Renovating a former mill and warehouse into a Campus Resource for Academic, Business, and Community Partnerships
Master planning was the first step to convert a 200-year-old former paper mill into Knowledge Park, a Project Based Learning (PBL) resource for local businesses, students and faculty members. This business incubator and innovation hub will provide multiple benefits:
- Repurpose and beautify the previously blighted 40-acre property
- Enhance the student experience through Project Based Learning opportunities
- Attract commercial tenants to a key corridor that connects the college campus to the surrounding downtown.
Knowledge Park to be a Shared Resource for Project-Based Learning
The 101,599 square foot warehouse structure will include small classrooms or conference rooms, a large seminar room and student study and collaboration spaces. Private industry and public sector partners will lease offices and shell spaces to be fit out for their specific needs.
Knowledge Park is designed to offer real-world experience for students studying in multiple disciplines, from engineering and computer science to the liberal arts. The defined-use spaces will be complemented by shared amenities spread across three floors. These resources include lounges, huddle rooms, collaboration zones and break room. Community event spaces for special programs and activities will reinforce the spirit of collaboration between students, faculty, and private/public partners.
Business partners foster the critical linkages within the Graham Center for Collaborative Innovation. These strategic partnerships facilitate active Project-Based Learning, collaborative research with a faculty member and/or student and student co-op/internship opportunities or part-time work.
Architectural Design Strategy to Create a Knowledge Park
The architectural language borrows heavily from York’s deep industrial history and wealth of factory building stock. Modern elements pair with the industrial aesthetic to announce the forward-thinking focus of this contemporary learning center. A dramatic 3-story design gesture at the new west entry serves as a beacon that is visible from the main campus and west campus axis.
The original factory site plan was informed by the edges of Tyler Run and Codorus Creeks which historically provided power to the facilities. The northern and western edges continue to be defined by the creeks, but open green spaces along the property edge will now allow for interaction with the waterways.
Integration of Historic Property into Knowledge Park Complex
The historic Mill House (Philip King House), physically connected to the manufacturing complex, will be converted to office spaces for the College and collaborative conference rooms for shared use with tenants. The design team was deliberate about preserving the story of the factory by identifying artifacts and icons that continue the narrative.

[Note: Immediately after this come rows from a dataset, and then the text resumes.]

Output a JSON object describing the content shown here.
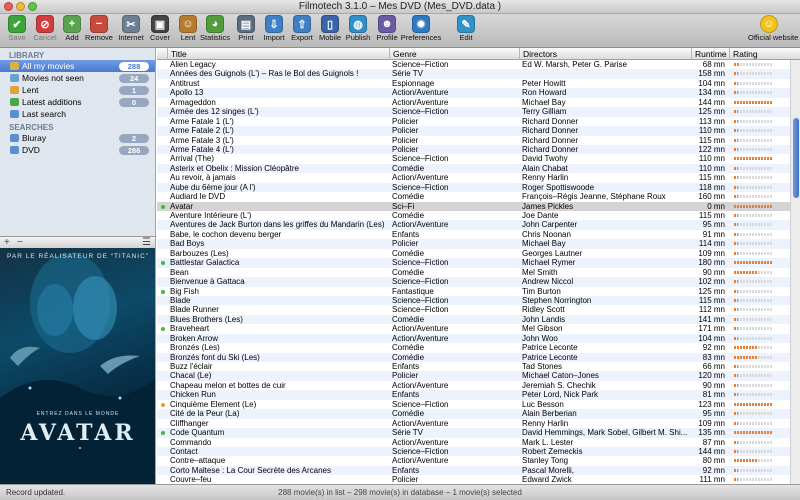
{
  "window": {
    "title": "Filmotech 3.1.0 – Mes DVD (Mes_DVD.data )"
  },
  "toolbar": {
    "buttons": [
      {
        "label": "Save",
        "icon": "check-icon",
        "color": "#3aa63a",
        "glyph": "✔",
        "disabled": true
      },
      {
        "label": "Cancel",
        "icon": "cancel-icon",
        "color": "#d23c3c",
        "glyph": "⊘",
        "disabled": true
      },
      {
        "label": "Add",
        "icon": "add-icon",
        "color": "#5aa34e",
        "glyph": "+"
      },
      {
        "label": "Remove",
        "icon": "remove-icon",
        "color": "#c64b3c",
        "glyph": "−"
      },
      {
        "label": "Internet",
        "icon": "internet-icon",
        "color": "#6e7f94",
        "glyph": "✂"
      },
      {
        "label": "Cover",
        "icon": "cover-icon",
        "color": "#444444",
        "glyph": "▣"
      },
      {
        "label": "Lent",
        "icon": "lent-icon",
        "color": "#b57c2e",
        "glyph": "☺"
      },
      {
        "label": "Statistics",
        "icon": "statistics-icon",
        "color": "#4f9d3b",
        "glyph": "◕"
      },
      {
        "label": "Print",
        "icon": "print-icon",
        "color": "#5c6c7f",
        "glyph": "▤"
      },
      {
        "label": "Import",
        "icon": "import-icon",
        "color": "#3f7fc4",
        "glyph": "⇩"
      },
      {
        "label": "Export",
        "icon": "export-icon",
        "color": "#3f7fc4",
        "glyph": "⇧"
      },
      {
        "label": "Mobile",
        "icon": "mobile-icon",
        "color": "#3a63a8",
        "glyph": "▯"
      },
      {
        "label": "Publish",
        "icon": "publish-icon",
        "color": "#2e8fc9",
        "glyph": "◍"
      },
      {
        "label": "Profile",
        "icon": "profile-icon",
        "color": "#6b5aa6",
        "glyph": "☻"
      },
      {
        "label": "Preferences",
        "icon": "preferences-icon",
        "color": "#2f79c3",
        "glyph": "✹"
      },
      {
        "label": "Edit",
        "icon": "edit-icon",
        "color": "#2f93c9",
        "glyph": "✎"
      },
      {
        "label": "Official website",
        "icon": "smiley-icon",
        "color": "#f2c11d",
        "glyph": "☺"
      }
    ]
  },
  "sidebar": {
    "library_header": "LIBRARY",
    "library": [
      {
        "label": "All my movies",
        "count": "288",
        "icon": "folder-icon",
        "color": "#d7b441",
        "selected": true
      },
      {
        "label": "Movies not seen",
        "count": "24",
        "icon": "eye-icon",
        "color": "#6aa0cf"
      },
      {
        "label": "Lent",
        "count": "1",
        "icon": "lent-icon",
        "color": "#e0a040"
      },
      {
        "label": "Latest additions",
        "count": "0",
        "icon": "plus-icon",
        "color": "#48a848"
      },
      {
        "label": "Last search",
        "count": "",
        "icon": "search-icon",
        "color": "#5a8fd0"
      }
    ],
    "searches_header": "SEARCHES",
    "searches": [
      {
        "label": "Bluray",
        "count": "2",
        "icon": "search-icon",
        "color": "#5a8fd0"
      },
      {
        "label": "DVD",
        "count": "286",
        "icon": "search-icon",
        "color": "#5a8fd0"
      }
    ],
    "add_glyph": "+",
    "remove_glyph": "−",
    "menu_glyph": "☰"
  },
  "poster": {
    "tagline": "PAR LE RÉALISATEUR DE “TITANIC”",
    "subtitle": "ENTREZ DANS LE MONDE",
    "title": "AVATAR"
  },
  "table": {
    "columns": [
      "Title",
      "Genre",
      "Directors",
      "Runtime",
      "Rating"
    ],
    "rows": [
      [
        "Alien Legacy",
        "Science–Fiction",
        "Ed W. Marsh, Peter G. Parise",
        "68 mn",
        0.15,
        ""
      ],
      [
        "Années des Guignols (L') – Ras le Bol des Guignols !",
        "Série TV",
        "",
        "158 mn",
        0.1,
        ""
      ],
      [
        "Antitrust",
        "Espionnage",
        "Peter Howitt",
        "104 mn",
        0.1,
        ""
      ],
      [
        "Apollo 13",
        "Action/Aventure",
        "Ron Howard",
        "134 mn",
        0.1,
        ""
      ],
      [
        "Armageddon",
        "Action/Aventure",
        "Michael Bay",
        "144 mn",
        1.0,
        ""
      ],
      [
        "Armée des 12 singes (L')",
        "Science–Fiction",
        "Terry Gilliam",
        "125 mn",
        0.1,
        ""
      ],
      [
        "Arme Fatale 1 (L')",
        "Policier",
        "Richard Donner",
        "113 mn",
        0.1,
        ""
      ],
      [
        "Arme Fatale 2 (L')",
        "Policier",
        "Richard Donner",
        "110 mn",
        0.1,
        ""
      ],
      [
        "Arme Fatale 3 (L')",
        "Policier",
        "Richard Donner",
        "115 mn",
        0.1,
        ""
      ],
      [
        "Arme Fatale 4 (L')",
        "Policier",
        "Richard Donner",
        "122 mn",
        0.1,
        ""
      ],
      [
        "Arrival (The)",
        "Science–Fiction",
        "David Twohy",
        "110 mn",
        1.0,
        ""
      ],
      [
        "Asterix et Obelix : Mission Cléopâtre",
        "Comédie",
        "Alain Chabat",
        "110 mn",
        0.1,
        ""
      ],
      [
        "Au revoir, à jamais",
        "Action/Aventure",
        "Renny Harlin",
        "115 mn",
        0.1,
        ""
      ],
      [
        "Aube du 6ème jour (A l')",
        "Science–Fiction",
        "Roger Spottiswoode",
        "118 mn",
        0.1,
        ""
      ],
      [
        "Audiard le DVD",
        "Comédie",
        "François–Régis Jeanne, Stéphane Roux",
        "160 mn",
        0.1,
        ""
      ],
      [
        "Avatar",
        "Sci–Fi",
        "James Pickles",
        "0 mn",
        1.0,
        "green"
      ],
      [
        "Aventure Intérieure (L')",
        "Comédie",
        "Joe Dante",
        "115 mn",
        0.1,
        ""
      ],
      [
        "Aventures de Jack Burton dans les griffes du Mandarin (Les)",
        "Action/Aventure",
        "John Carpenter",
        "95 mn",
        0.1,
        ""
      ],
      [
        "Babe, le cochon devenu berger",
        "Enfants",
        "Chris Noonan",
        "91 mn",
        0.1,
        ""
      ],
      [
        "Bad Boys",
        "Policier",
        "Michael Bay",
        "114 mn",
        0.1,
        ""
      ],
      [
        "Barbouzes (Les)",
        "Comédie",
        "Georges Lautner",
        "109 mn",
        0.1,
        ""
      ],
      [
        "Battlestar Galactica",
        "Science–Fiction",
        "Michael Rymer",
        "180 mn",
        1.0,
        "green"
      ],
      [
        "Bean",
        "Comédie",
        "Mel Smith",
        "90 mn",
        0.6,
        ""
      ],
      [
        "Bienvenue à Gattaca",
        "Science–Fiction",
        "Andrew Niccol",
        "102 mn",
        0.1,
        ""
      ],
      [
        "Big Fish",
        "Fantastique",
        "Tim Burton",
        "125 mn",
        0.1,
        "green"
      ],
      [
        "Blade",
        "Science–Fiction",
        "Stephen Norrington",
        "115 mn",
        0.1,
        ""
      ],
      [
        "Blade Runner",
        "Science–Fiction",
        "Ridley Scott",
        "112 mn",
        0.1,
        ""
      ],
      [
        "Blues Brothers (Les)",
        "Comédie",
        "John Landis",
        "141 mn",
        0.1,
        ""
      ],
      [
        "Braveheart",
        "Action/Aventure",
        "Mel Gibson",
        "171 mn",
        0.1,
        "green"
      ],
      [
        "Broken Arrow",
        "Action/Aventure",
        "John Woo",
        "104 mn",
        0.1,
        ""
      ],
      [
        "Bronzés (Les)",
        "Comédie",
        "Patrice Leconte",
        "92 mn",
        0.6,
        ""
      ],
      [
        "Bronzés font du Ski (Les)",
        "Comédie",
        "Patrice Leconte",
        "83 mn",
        0.6,
        ""
      ],
      [
        "Buzz l'éclair",
        "Enfants",
        "Tad Stones",
        "66 mn",
        0.1,
        ""
      ],
      [
        "Chacal (Le)",
        "Policier",
        "Michael Caton–Jones",
        "120 mn",
        0.1,
        ""
      ],
      [
        "Chapeau melon et bottes de cuir",
        "Action/Aventure",
        "Jeremiah S. Chechik",
        "90 mn",
        0.1,
        ""
      ],
      [
        "Chicken Run",
        "Enfants",
        "Peter Lord, Nick Park",
        "81 mn",
        0.1,
        ""
      ],
      [
        "Cinquième Element (Le)",
        "Science–Fiction",
        "Luc Besson",
        "123 mn",
        1.0,
        "orange"
      ],
      [
        "Cité de la Peur (La)",
        "Comédie",
        "Alain Berberian",
        "95 mn",
        0.1,
        ""
      ],
      [
        "Cliffhanger",
        "Action/Aventure",
        "Renny Harlin",
        "109 mn",
        0.1,
        ""
      ],
      [
        "Code Quantum",
        "Série TV",
        "David Hemmings, Mark Sobel, Gilbert M. Shi...",
        "135 mn",
        1.0,
        "green"
      ],
      [
        "Commando",
        "Action/Aventure",
        "Mark L. Lester",
        "87 mn",
        0.1,
        ""
      ],
      [
        "Contact",
        "Science–Fiction",
        "Robert Zemeckis",
        "144 mn",
        0.1,
        ""
      ],
      [
        "Contre–attaque",
        "Action/Aventure",
        "Stanley Tong",
        "80 mn",
        0.6,
        ""
      ],
      [
        "Corto Maltese : La Cour Secrète des Arcanes",
        "Enfants",
        "Pascal Morelli,",
        "92 mn",
        0.1,
        ""
      ],
      [
        "Couvre–feu",
        "Policier",
        "Edward Zwick",
        "111 mn",
        0.1,
        ""
      ]
    ],
    "selected_index": 15
  },
  "status": {
    "left": "Record updated.",
    "center": "288 movie(s) in list – 298 movie(s) in database – 1 movie(s) selected"
  }
}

Interior and exterior features will be repaired and upgraded to serve the complex while maintaining the historic character. The use of thin, glassy and lightly structured connections between the Philp King House and the mill preserves the identity of both structures while providing needed access and connectivity.
The West End Warehouse will offer a dramatic entrance to the complex by introducing natural light, high ceilings, large multi-use spaces and vertical building circulation. Kings Mill Warehouse will serve as the interior crossroads of the complex with huddle rooms and a grand stair open to multiple stories and skylights above.
Assisting with Innovative Funding Sources
York College purchased the site more than a decade ago and has maintained it since then, waiting for an appropriate use. A $6 million Pennsylvania Redevelopment Assistance Capital Program (RACP) grant paved the way for development of this property, expanding the College’s North Campus.
A series of focus groups, followed by a design charrette and concept review meetings assembled feedback from multiple stakeholder groups to quickly come to a design consensus for an innovative, Project-Based Learning resource. This enabled the first phase of redevelopment to move forward within a tight timeframe required for the RACP funding mechanism.
“This project will be a true college/community partnership that helps improve the City and our campus while serving to create high-skill/high-wage employment opportunities for our students and alumni.”
Pamela Gunter-Smith, President, York College of Pennsylvania